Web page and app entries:
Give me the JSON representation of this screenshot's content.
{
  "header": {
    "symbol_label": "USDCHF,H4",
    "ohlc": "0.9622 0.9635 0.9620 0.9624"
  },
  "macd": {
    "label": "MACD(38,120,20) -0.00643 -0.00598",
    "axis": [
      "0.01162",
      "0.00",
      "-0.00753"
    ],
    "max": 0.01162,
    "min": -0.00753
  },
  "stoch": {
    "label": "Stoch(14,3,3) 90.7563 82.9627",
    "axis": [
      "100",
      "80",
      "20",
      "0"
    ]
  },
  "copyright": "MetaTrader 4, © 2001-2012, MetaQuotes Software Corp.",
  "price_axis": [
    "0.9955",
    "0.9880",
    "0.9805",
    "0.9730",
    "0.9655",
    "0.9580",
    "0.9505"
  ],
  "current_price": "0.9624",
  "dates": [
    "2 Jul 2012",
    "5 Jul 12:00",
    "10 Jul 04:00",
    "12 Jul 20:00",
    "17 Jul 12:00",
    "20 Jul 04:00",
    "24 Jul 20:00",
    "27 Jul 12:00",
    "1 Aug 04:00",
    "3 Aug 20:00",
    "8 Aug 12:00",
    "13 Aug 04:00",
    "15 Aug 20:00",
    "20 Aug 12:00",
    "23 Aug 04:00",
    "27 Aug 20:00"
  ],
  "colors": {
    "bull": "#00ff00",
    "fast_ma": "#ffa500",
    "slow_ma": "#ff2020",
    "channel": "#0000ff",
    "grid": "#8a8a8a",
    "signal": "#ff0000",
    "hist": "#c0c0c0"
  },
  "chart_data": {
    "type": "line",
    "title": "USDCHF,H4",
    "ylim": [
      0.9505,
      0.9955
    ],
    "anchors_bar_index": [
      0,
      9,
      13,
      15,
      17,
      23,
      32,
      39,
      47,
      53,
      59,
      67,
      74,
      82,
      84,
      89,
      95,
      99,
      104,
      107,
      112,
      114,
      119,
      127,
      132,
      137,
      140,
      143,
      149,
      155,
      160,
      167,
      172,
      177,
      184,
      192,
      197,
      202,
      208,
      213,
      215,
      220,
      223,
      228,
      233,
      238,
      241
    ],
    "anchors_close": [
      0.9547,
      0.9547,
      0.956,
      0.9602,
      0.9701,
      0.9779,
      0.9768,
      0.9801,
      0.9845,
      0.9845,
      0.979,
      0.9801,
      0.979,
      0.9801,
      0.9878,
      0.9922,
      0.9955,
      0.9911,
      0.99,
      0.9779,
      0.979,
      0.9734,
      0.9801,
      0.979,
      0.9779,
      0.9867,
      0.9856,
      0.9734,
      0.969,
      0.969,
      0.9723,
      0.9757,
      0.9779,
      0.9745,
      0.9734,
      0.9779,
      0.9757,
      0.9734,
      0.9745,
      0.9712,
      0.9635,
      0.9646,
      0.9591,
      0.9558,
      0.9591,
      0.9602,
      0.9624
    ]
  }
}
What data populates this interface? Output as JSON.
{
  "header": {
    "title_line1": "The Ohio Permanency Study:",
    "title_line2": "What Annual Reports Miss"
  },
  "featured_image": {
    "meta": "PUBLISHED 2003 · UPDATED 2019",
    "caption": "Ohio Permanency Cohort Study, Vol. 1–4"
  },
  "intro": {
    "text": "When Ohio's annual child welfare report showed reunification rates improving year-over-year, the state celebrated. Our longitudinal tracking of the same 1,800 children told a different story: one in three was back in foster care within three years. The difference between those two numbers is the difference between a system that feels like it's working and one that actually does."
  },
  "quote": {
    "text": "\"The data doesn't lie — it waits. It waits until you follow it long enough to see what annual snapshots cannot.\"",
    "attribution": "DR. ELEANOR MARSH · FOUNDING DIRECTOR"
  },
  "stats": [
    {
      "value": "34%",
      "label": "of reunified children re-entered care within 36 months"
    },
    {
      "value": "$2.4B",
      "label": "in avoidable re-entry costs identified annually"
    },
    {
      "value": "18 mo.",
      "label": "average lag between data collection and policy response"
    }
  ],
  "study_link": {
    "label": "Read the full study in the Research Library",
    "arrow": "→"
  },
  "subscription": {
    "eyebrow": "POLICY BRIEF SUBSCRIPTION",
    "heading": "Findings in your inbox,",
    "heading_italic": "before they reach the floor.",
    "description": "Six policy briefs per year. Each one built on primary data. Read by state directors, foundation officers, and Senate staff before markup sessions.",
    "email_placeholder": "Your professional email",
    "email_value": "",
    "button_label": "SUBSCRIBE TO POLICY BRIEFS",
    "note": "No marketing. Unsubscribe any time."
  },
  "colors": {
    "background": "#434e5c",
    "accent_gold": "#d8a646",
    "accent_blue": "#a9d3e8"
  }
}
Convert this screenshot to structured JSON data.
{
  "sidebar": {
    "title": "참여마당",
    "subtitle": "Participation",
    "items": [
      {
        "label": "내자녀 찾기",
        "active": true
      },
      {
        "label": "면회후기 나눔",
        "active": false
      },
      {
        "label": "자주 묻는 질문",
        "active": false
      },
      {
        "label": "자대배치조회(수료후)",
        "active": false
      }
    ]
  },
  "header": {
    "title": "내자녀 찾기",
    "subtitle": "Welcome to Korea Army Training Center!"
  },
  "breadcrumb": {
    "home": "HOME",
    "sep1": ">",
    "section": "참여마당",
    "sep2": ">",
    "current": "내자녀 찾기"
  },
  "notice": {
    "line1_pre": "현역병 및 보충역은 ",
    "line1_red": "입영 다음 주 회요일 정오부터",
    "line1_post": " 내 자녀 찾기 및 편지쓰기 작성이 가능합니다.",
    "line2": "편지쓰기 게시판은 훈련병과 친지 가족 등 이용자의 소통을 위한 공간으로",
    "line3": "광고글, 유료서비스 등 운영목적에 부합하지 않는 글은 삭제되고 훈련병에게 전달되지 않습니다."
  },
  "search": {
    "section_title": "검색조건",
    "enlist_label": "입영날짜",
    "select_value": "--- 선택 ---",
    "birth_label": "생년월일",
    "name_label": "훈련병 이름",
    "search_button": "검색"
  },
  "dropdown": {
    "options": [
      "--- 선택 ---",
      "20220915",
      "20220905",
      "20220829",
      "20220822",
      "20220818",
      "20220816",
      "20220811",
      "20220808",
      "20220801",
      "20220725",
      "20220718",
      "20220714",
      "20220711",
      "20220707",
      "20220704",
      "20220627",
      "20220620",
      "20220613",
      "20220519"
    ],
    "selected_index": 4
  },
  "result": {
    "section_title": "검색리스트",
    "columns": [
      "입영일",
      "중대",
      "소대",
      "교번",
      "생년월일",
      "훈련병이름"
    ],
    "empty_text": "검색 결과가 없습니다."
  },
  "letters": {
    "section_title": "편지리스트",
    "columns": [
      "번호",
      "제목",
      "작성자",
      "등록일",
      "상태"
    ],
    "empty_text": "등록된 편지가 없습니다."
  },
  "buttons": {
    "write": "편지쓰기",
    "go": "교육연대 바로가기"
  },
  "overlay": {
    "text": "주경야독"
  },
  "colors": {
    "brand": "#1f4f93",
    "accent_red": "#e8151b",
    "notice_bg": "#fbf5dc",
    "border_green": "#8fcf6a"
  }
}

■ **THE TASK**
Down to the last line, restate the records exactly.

■ **SOLUTION**
Give me the JSON representation of this screenshot's content.
{
  "header": {
    "symbol_label": "USDCHF,H4",
    "ohlc": "0.9622 0.9635 0.9620 0.9624"
  },
  "macd": {
    "label": "MACD(38,120,20) -0.00643 -0.00598",
    "axis": [
      "0.01162",
      "0.00",
      "-0.00753"
    ],
    "max": 0.01162,
    "min": -0.00753
  },
  "stoch": {
    "label": "Stoch(14,3,3) 90.7563 82.9627",
    "axis": [
      "100",
      "80",
      "20",
      "0"
    ]
  },
  "copyright": "MetaTrader 4, © 2001-2012, MetaQuotes Software Corp.",
  "price_axis": [
    "0.9955",
    "0.9880",
    "0.9805",
    "0.9730",
    "0.9655",
    "0.9580",
    "0.9505"
  ],
  "current_price": "0.9624",
  "dates": [
    "2 Jul 2012",
    "5 Jul 12:00",
    "10 Jul 04:00",
    "12 Jul 20:00",
    "17 Jul 12:00",
    "20 Jul 04:00",
    "24 Jul 20:00",
    "27 Jul 12:00",
    "1 Aug 04:00",
    "3 Aug 20:00",
    "8 Aug 12:00",
    "13 Aug 04:00",
    "15 Aug 20:00",
    "20 Aug 12:00",
    "23 Aug 04:00",
    "27 Aug 20:00"
  ],
  "colors": {
    "bull": "#00ff00",
    "fast_ma": "#ffa500",
    "slow_ma": "#ff2020",
    "channel": "#0000ff",
    "grid": "#8a8a8a",
    "signal": "#ff0000",
    "hist": "#c0c0c0"
  },
  "chart_data": {
    "type": "line",
    "title": "USDCHF,H4",
    "ylim": [
      0.9505,
      0.9955
    ],
    "anchors_bar_index": [
      0,
      9,
      13,
      15,
      17,
      23,
      32,
      39,
      47,
      53,
      59,
      67,
      74,
      82,
      84,
      89,
      95,
      99,
      104,
      107,
      112,
      114,
      119,
      127,
      132,
      137,
      140,
      143,
      149,
      155,
      160,
      167,
      172,
      177,
      184,
      192,
      197,
      202,
      208,
      213,
      215,
      220,
      223,
      228,
      233,
      238,
      241
    ],
    "anchors_close": [
      0.9547,
      0.9547,
      0.956,
      0.9602,
      0.9701,
      0.9779,
      0.9768,
      0.9801,
      0.9845,
      0.9845,
      0.979,
      0.9801,
      0.979,
      0.9801,
      0.9878,
      0.9922,
      0.9955,
      0.9911,
      0.99,
      0.9779,
      0.979,
      0.9734,
      0.9801,
      0.979,
      0.9779,
      0.9867,
      0.9856,
      0.9734,
      0.969,
      0.969,
      0.9723,
      0.9757,
      0.9779,
      0.9745,
      0.9734,
      0.9779,
      0.9757,
      0.9734,
      0.9745,
      0.9712,
      0.9635,
      0.9646,
      0.9591,
      0.9558,
      0.9591,
      0.9602,
      0.9624
    ]
  }
}
What data populates this interface? Output as JSON.
{
  "header": {
    "title_line1": "The Ohio Permanency Study:",
    "title_line2": "What Annual Reports Miss"
  },
  "featured_image": {
    "meta": "PUBLISHED 2003 · UPDATED 2019",
    "caption": "Ohio Permanency Cohort Study, Vol. 1–4"
  },
  "intro": {
    "text": "When Ohio's annual child welfare report showed reunification rates improving year-over-year, the state celebrated. Our longitudinal tracking of the same 1,800 children told a different story: one in three was back in foster care within three years. The difference between those two numbers is the difference between a system that feels like it's working and one that actually does."
  },
  "quote": {
    "text": "\"The data doesn't lie — it waits. It waits until you follow it long enough to see what annual snapshots cannot.\"",
    "attribution": "DR. ELEANOR MARSH · FOUNDING DIRECTOR"
  },
  "stats": [
    {
      "value": "34%",
      "label": "of reunified children re-entered care within 36 months"
    },
    {
      "value": "$2.4B",
      "label": "in avoidable re-entry costs identified annually"
    },
    {
      "value": "18 mo.",
      "label": "average lag between data collection and policy response"
    }
  ],
  "study_link": {
    "label": "Read the full study in the Research Library",
    "arrow": "→"
  },
  "subscription": {
    "eyebrow": "POLICY BRIEF SUBSCRIPTION",
    "heading": "Findings in your inbox,",
    "heading_italic": "before they reach the floor.",
    "description": "Six policy briefs per year. Each one built on primary data. Read by state directors, foundation officers, and Senate staff before markup sessions.",
    "email_placeholder": "Your professional email",
    "email_value": "",
    "button_label": "SUBSCRIBE TO POLICY BRIEFS",
    "note": "No marketing. Unsubscribe any time."
  },
  "colors": {
    "background": "#434e5c",
    "accent_gold": "#d8a646",
    "accent_blue": "#a9d3e8"
  }
}
Convert this screenshot to structured JSON data.
{
  "sidebar": {
    "title": "참여마당",
    "subtitle": "Participation",
    "items": [
      {
        "label": "내자녀 찾기",
        "active": true
      },
      {
        "label": "면회후기 나눔",
        "active": false
      },
      {
        "label": "자주 묻는 질문",
        "active": false
      },
      {
        "label": "자대배치조회(수료후)",
        "active": false
      }
    ]
  },
  "header": {
    "title": "내자녀 찾기",
    "subtitle": "Welcome to Korea Army Training Center!"
  },
  "breadcrumb": {
    "home": "HOME",
    "sep1": ">",
    "section": "참여마당",
    "sep2": ">",
    "current": "내자녀 찾기"
  },
  "notice": {
    "line1_pre": "현역병 및 보충역은 ",
    "line1_red": "입영 다음 주 회요일 정오부터",
    "line1_post": " 내 자녀 찾기 및 편지쓰기 작성이 가능합니다.",
    "line2": "편지쓰기 게시판은 훈련병과 친지 가족 등 이용자의 소통을 위한 공간으로",
    "line3": "광고글, 유료서비스 등 운영목적에 부합하지 않는 글은 삭제되고 훈련병에게 전달되지 않습니다."
  },
  "search": {
    "section_title": "검색조건",
    "enlist_label": "입영날짜",
    "select_value": "--- 선택 ---",
    "birth_label": "생년월일",
    "name_label": "훈련병 이름",
    "search_button": "검색"
  },
  "dropdown": {
    "options": [
      "--- 선택 ---",
      "20220915",
      "20220905",
      "20220829",
      "20220822",
      "20220818",
      "20220816",
      "20220811",
      "20220808",
      "20220801",
      "20220725",
      "20220718",
      "20220714",
      "20220711",
      "20220707",
      "20220704",
      "20220627",
      "20220620",
      "20220613",
      "20220519"
    ],
    "selected_index": 4
  },
  "result": {
    "section_title": "검색리스트",
    "columns": [
      "입영일",
      "중대",
      "소대",
      "교번",
      "생년월일",
      "훈련병이름"
    ],
    "empty_text": "검색 결과가 없습니다."
  },
  "letters": {
    "section_title": "편지리스트",
    "columns": [
      "번호",
      "제목",
      "작성자",
      "등록일",
      "상태"
    ],
    "empty_text": "등록된 편지가 없습니다."
  },
  "buttons": {
    "write": "편지쓰기",
    "go": "교육연대 바로가기"
  },
  "overlay": {
    "text": "주경야독"
  },
  "colors": {
    "brand": "#1f4f93",
    "accent_red": "#e8151b",
    "notice_bg": "#fbf5dc",
    "border_green": "#8fcf6a"
  }
}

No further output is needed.